Unlike petrol goods which must be dug up and ultimately add their whole mass to our planet’s already-critically-massed carbon system, hemp products are part of a closed loop where CO2 molecules must be perpetually pulled from the air throughout the plants’ lifetime to literally become the plant’s carbon-based body structure.
If this carbon-based body structure is processed into a permanent object or building material, then net carbon has been removed from our atmospheric system. Any plant matter burnt as fuel simply returns CO2 whence it came, producing a carbon-neutral outcome in these instances.
Is hemp legal?
Any Cannabis plant containing 0.3% THC or less is legally classified as hemp and is also now officially legal to grow, process, and sell with appropriate permitting, in all 50 states per the 2018 Farm Bill.
Frequently Asked Questions about:
Made by a Farmer
Where does your product come from?
Our hemp is grown on our 200 acre Ann Arbor, MI farm and processed in our Ann Arbor facility.
Is your hemp organic?
In 2021 we are in the midst of a multi-year process toward becoming fully certified as USDA Organic.
Product return policy?
We stand behind the quality and safety of all of our products. If anything is received that is damaged or of suspect quality, please notify us via our contact portal.

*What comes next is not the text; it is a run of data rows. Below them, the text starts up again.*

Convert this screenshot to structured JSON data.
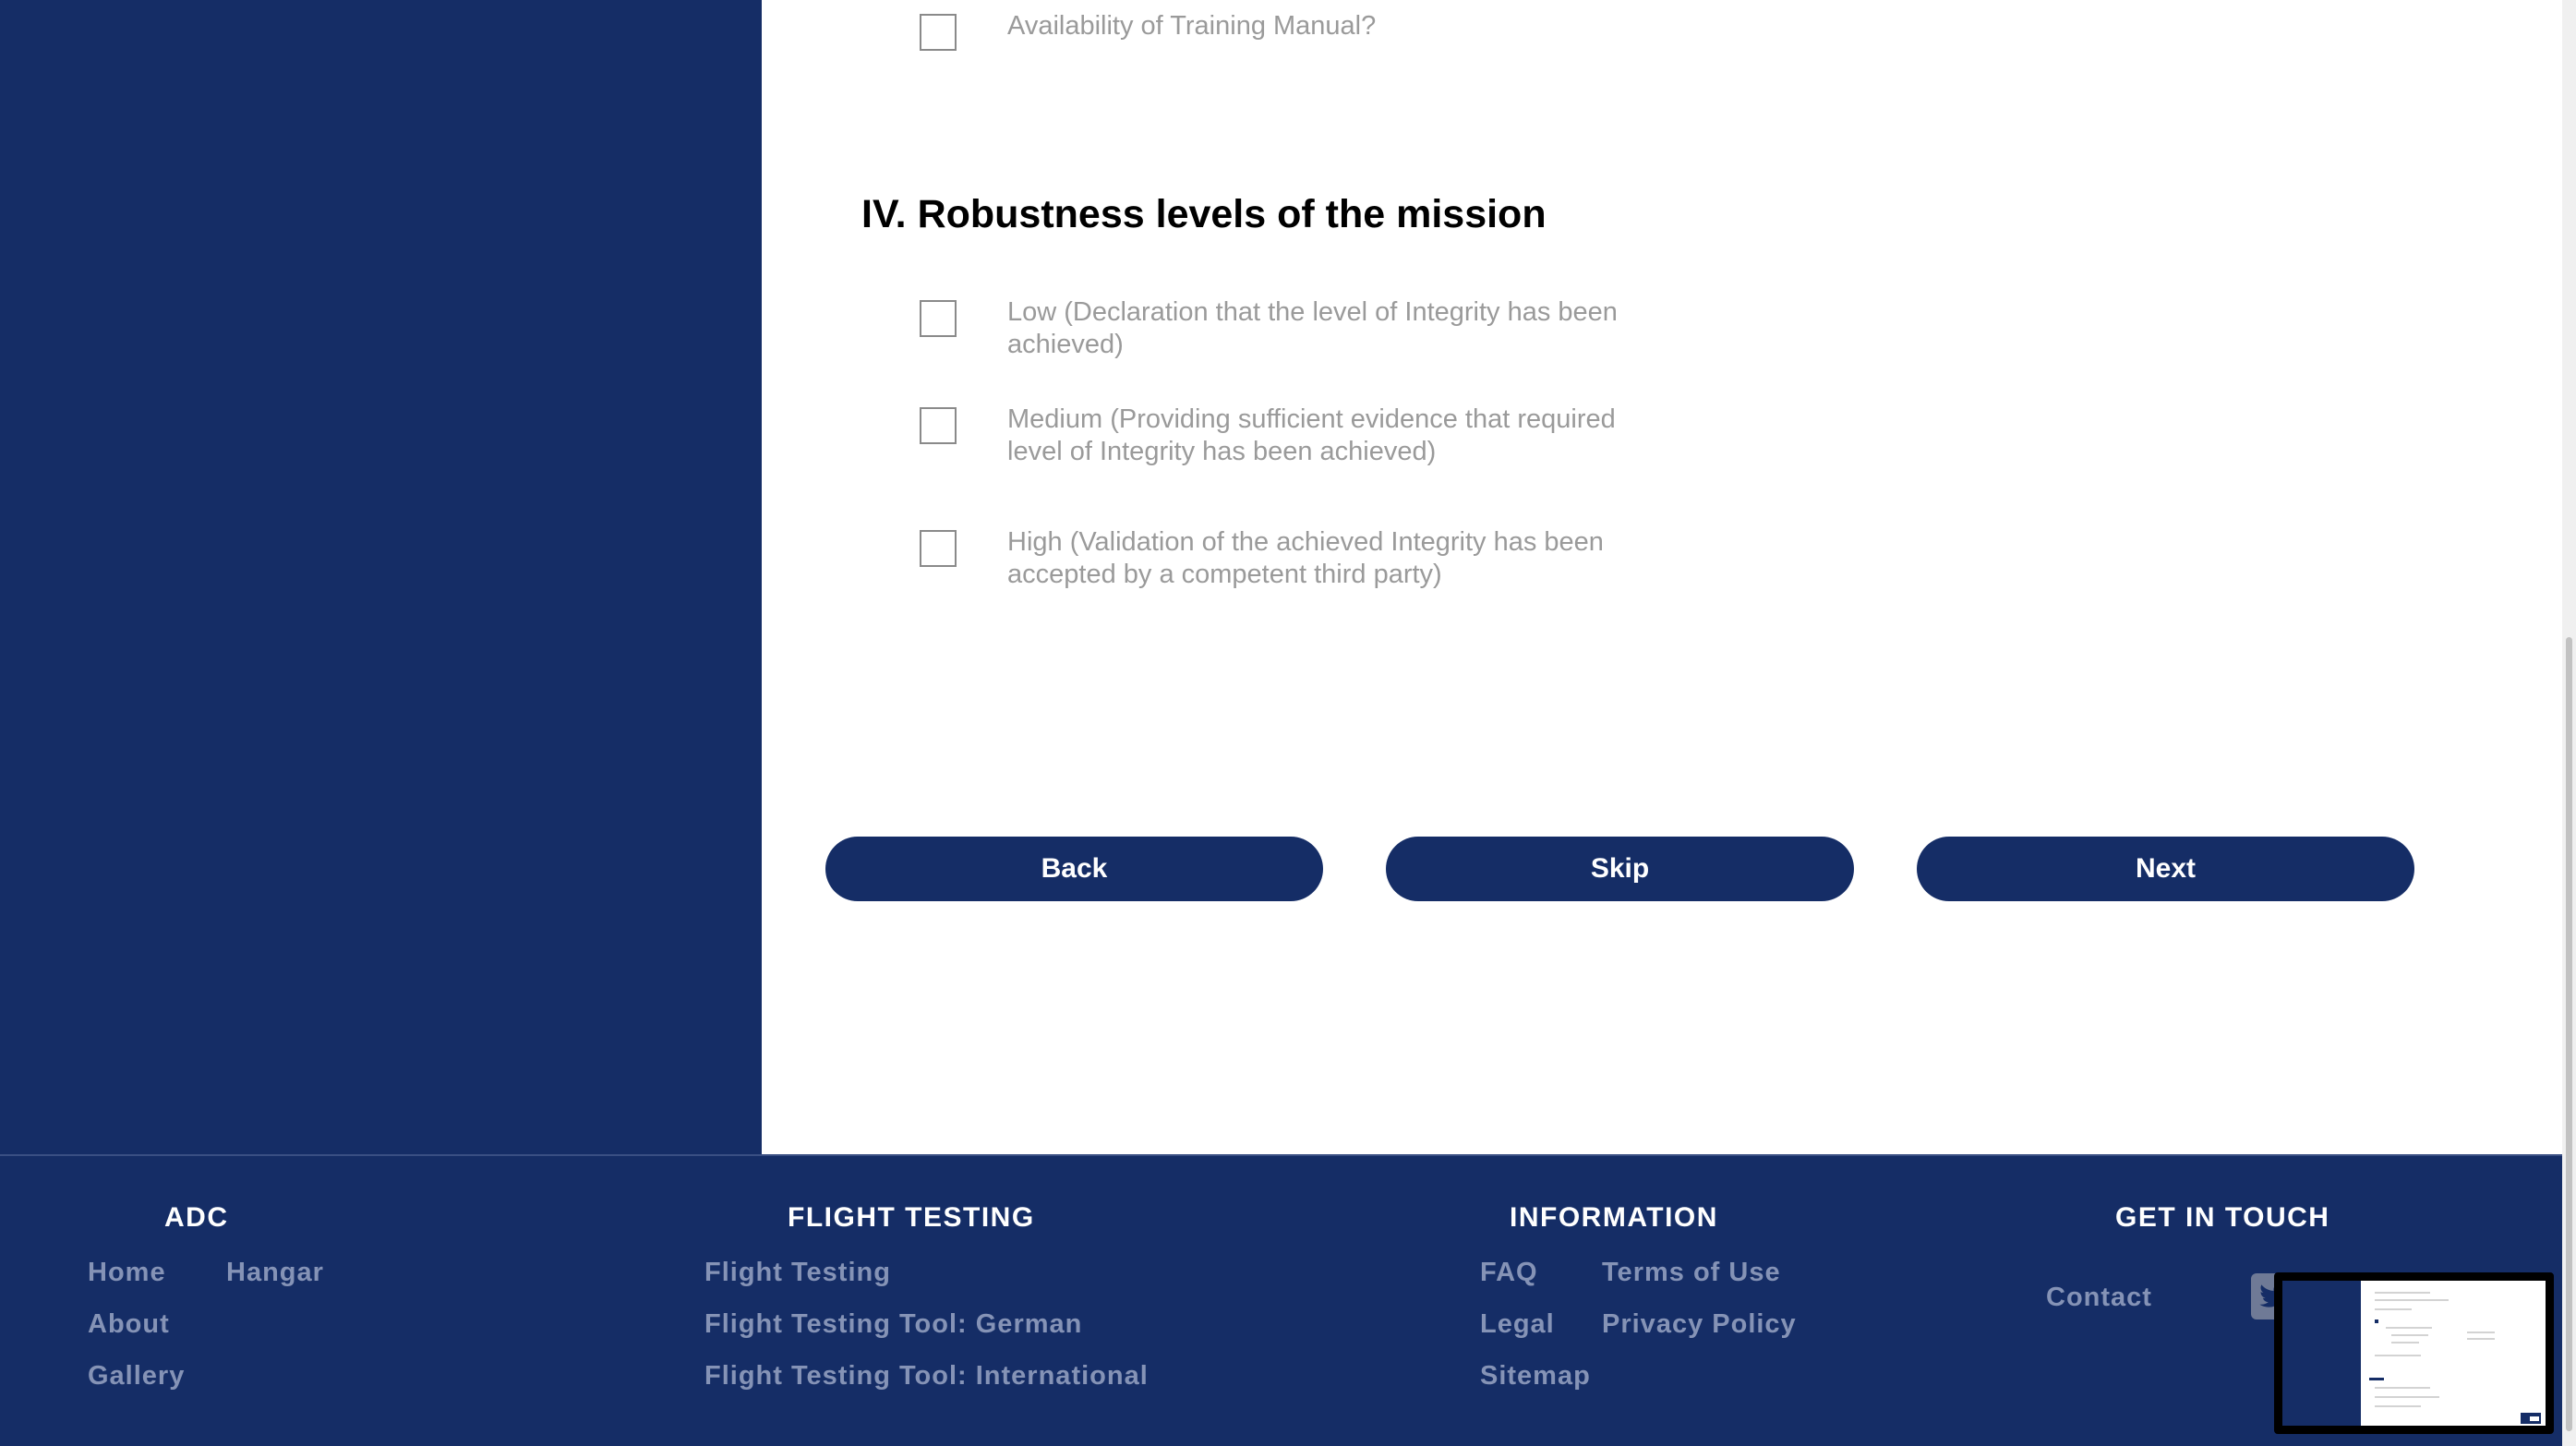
{
  "prev_question": {
    "label": "Availability of Training Manual?"
  },
  "section": {
    "title": "IV. Robustness levels of the mission",
    "options": [
      {
        "label": "Low (Declaration that the level of Integrity has been achieved)"
      },
      {
        "label": "Medium (Providing sufficient evidence that required level of Integrity has been achieved)"
      },
      {
        "label": "High (Validation of the achieved Integrity has been accepted by a competent third party)"
      }
    ]
  },
  "nav": {
    "back": "Back",
    "skip": "Skip",
    "next": "Next"
  },
  "colors": {
    "brand_navy": "#152d66",
    "muted_link": "#8593b6",
    "option_text": "#9a9a9a"
  },
  "footer": {
    "adc": {
      "title": "ADC",
      "links": [
        "Home",
        "Hangar",
        "About",
        "Gallery"
      ]
    },
    "flight_testing": {
      "title": "FLIGHT TESTING",
      "links": [
        "Flight Testing",
        "Flight Testing Tool: German",
        "Flight Testing Tool: International"
      ]
    },
    "information": {
      "title": "INFORMATION",
      "links": [
        "FAQ",
        "Terms of Use",
        "Legal",
        "Privacy Policy",
        "Sitemap"
      ]
    },
    "get_in_touch": {
      "title": "GET IN TOUCH",
      "contact": "Contact",
      "social_icon": "twitter-icon"
    }
  }
}
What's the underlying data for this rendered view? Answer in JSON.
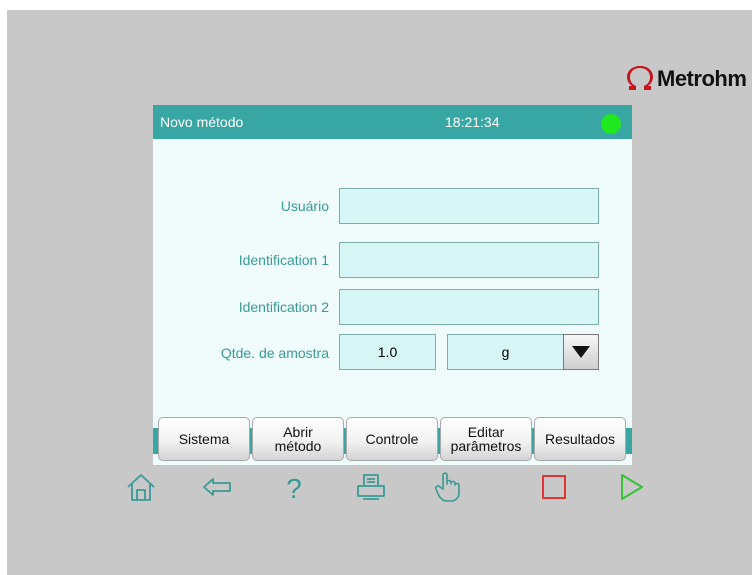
{
  "brand": {
    "name": "Metrohm"
  },
  "screen": {
    "title": "Novo método",
    "time": "18:21:34",
    "status_color": "#1fe81f"
  },
  "form": {
    "usuario": {
      "label": "Usuário",
      "value": ""
    },
    "id1": {
      "label": "Identification 1",
      "value": ""
    },
    "id2": {
      "label": "Identification 2",
      "value": ""
    },
    "qty": {
      "label": "Qtde. de amostra",
      "value": "1.0",
      "unit": "g"
    }
  },
  "softkeys": [
    {
      "lines": [
        "Sistema"
      ]
    },
    {
      "lines": [
        "Abrir",
        "método"
      ]
    },
    {
      "lines": [
        "Controle"
      ]
    },
    {
      "lines": [
        "Editar",
        "parâmetros"
      ]
    },
    {
      "lines": [
        "Resultados"
      ]
    }
  ],
  "hardware_keys": [
    {
      "icon": "home-icon"
    },
    {
      "icon": "back-arrow-icon"
    },
    {
      "icon": "help-icon",
      "glyph": "?"
    },
    {
      "icon": "print-icon"
    },
    {
      "icon": "manual-control-hand-icon"
    },
    {
      "icon": "stop-icon",
      "color": "#e03535"
    },
    {
      "icon": "start-icon",
      "color": "#35c435"
    }
  ],
  "colors": {
    "accent_teal": "#38a6a2",
    "label_teal": "#3a9a96",
    "field_bg": "#d6f7f6",
    "screen_bg": "#f0fbfb",
    "device_bg": "#c8c8c8"
  }
}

We intend to handle these on an individualized basis, always aiming for maximum customer satisfaction.